We assume that Austria will continue to extend its rate of non-cash payment activities making it more and more relevant to provide consumers with user-friendly applications. An ageing population in the coming years will create an immense need for non-cash payment solutions for the generation above 60 years, which has not grown up with internet and therefore might require even more user-friendly solutions on the market.

Recently the FMA published an ordinance effectively allowing for video identification of customers when opening accounts.

In general the speed of change will increase and it remains to be seen whether laws will keep pace with the developments in the market.

Generally we expect to face more and more anti-money laundering and anti-terrorism financing regulations and the alignment of these provisions with tax fraud provisions. The tendency for stricter tax regulations will most likely also bring additional layers of complexity into the financial market. This also means additional paperwork for the consumer and might make acquisitions quite arduous.

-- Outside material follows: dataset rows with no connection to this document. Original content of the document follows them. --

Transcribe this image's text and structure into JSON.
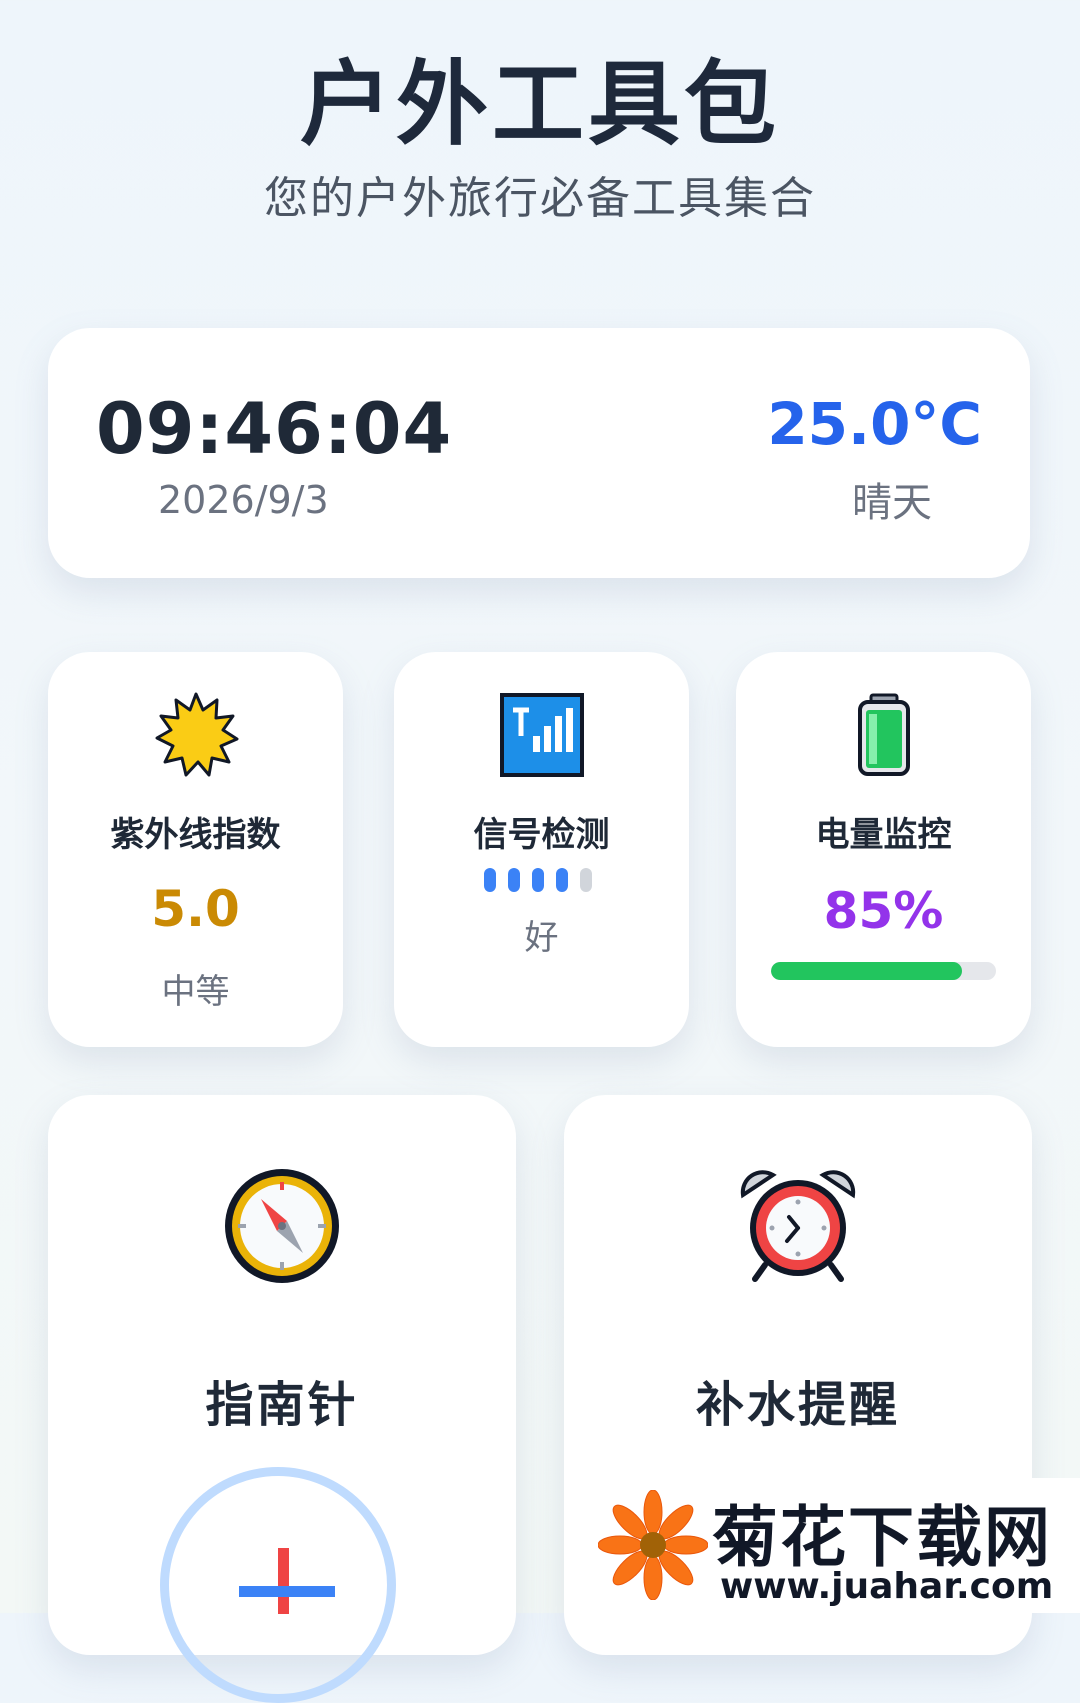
{
  "header": {
    "title": "户外工具包",
    "subtitle": "您的户外旅行必备工具集合"
  },
  "status": {
    "time": "09:46:04",
    "date": "2026/9/3",
    "temperature": "25.0°C",
    "weather": "晴天"
  },
  "tools": {
    "uv": {
      "icon": "sun-icon",
      "label": "紫外线指数",
      "value": "5.0",
      "level": "中等"
    },
    "signal": {
      "icon": "signal-icon",
      "label": "信号检测",
      "bars_active": 4,
      "bars_total": 5,
      "status": "好"
    },
    "battery": {
      "icon": "battery-icon",
      "label": "电量监控",
      "percent_text": "85%",
      "level_fraction": 0.85
    },
    "compass": {
      "icon": "compass-icon",
      "label": "指南针"
    },
    "hydration": {
      "icon": "alarm-clock-icon",
      "label": "补水提醒"
    }
  },
  "watermark": {
    "name": "菊花下载网",
    "url": "www.juahar.com"
  },
  "colors": {
    "temperature": "#2563eb",
    "uv_value": "#ca8a04",
    "battery_value": "#9333ea",
    "battery_fill": "#22c55e",
    "signal_bar": "#3b82f6"
  }
}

E-money brings more and more applications and online solutions for money and money-equivalent transactions. For consumers the indirect ratings used by platforms (or even direct ratings) are becoming more and more important as the ‘big data effect’ might provide for non-cash payment offers depending on the creditworthiness of consumers depending on whether the legal framework allows or denies such applications.

1 Gerhard Dilger is a consultant and Michael Fischer is an associate at Wolf Theiss.

2 Corresponding to Article 3(a) of Directive 2007/64/EC.

3 https://www.wko.at/Content.Node/iv/presse/wkoe_presse/presseaussendungen/pwk_165_16_Leitl:-Wahlfreiheit-beim-Zahlen-muss-erhalten-.html, download 20161206.

4 Ibid.

5 Explanation to the Governmental Proposal ESEAG, 686 of the attachments, 25th period page 2 of 21 et seq.

6 60 R 4/16t.

7 27 Cg 32/15x.

8 10 Ob 51/16x.

9 57 Cg 14/16h.

10 6 Ob 17/16t.

11 43 Cg 8/16y.

12 C-375/15.

13 4R 129/15t.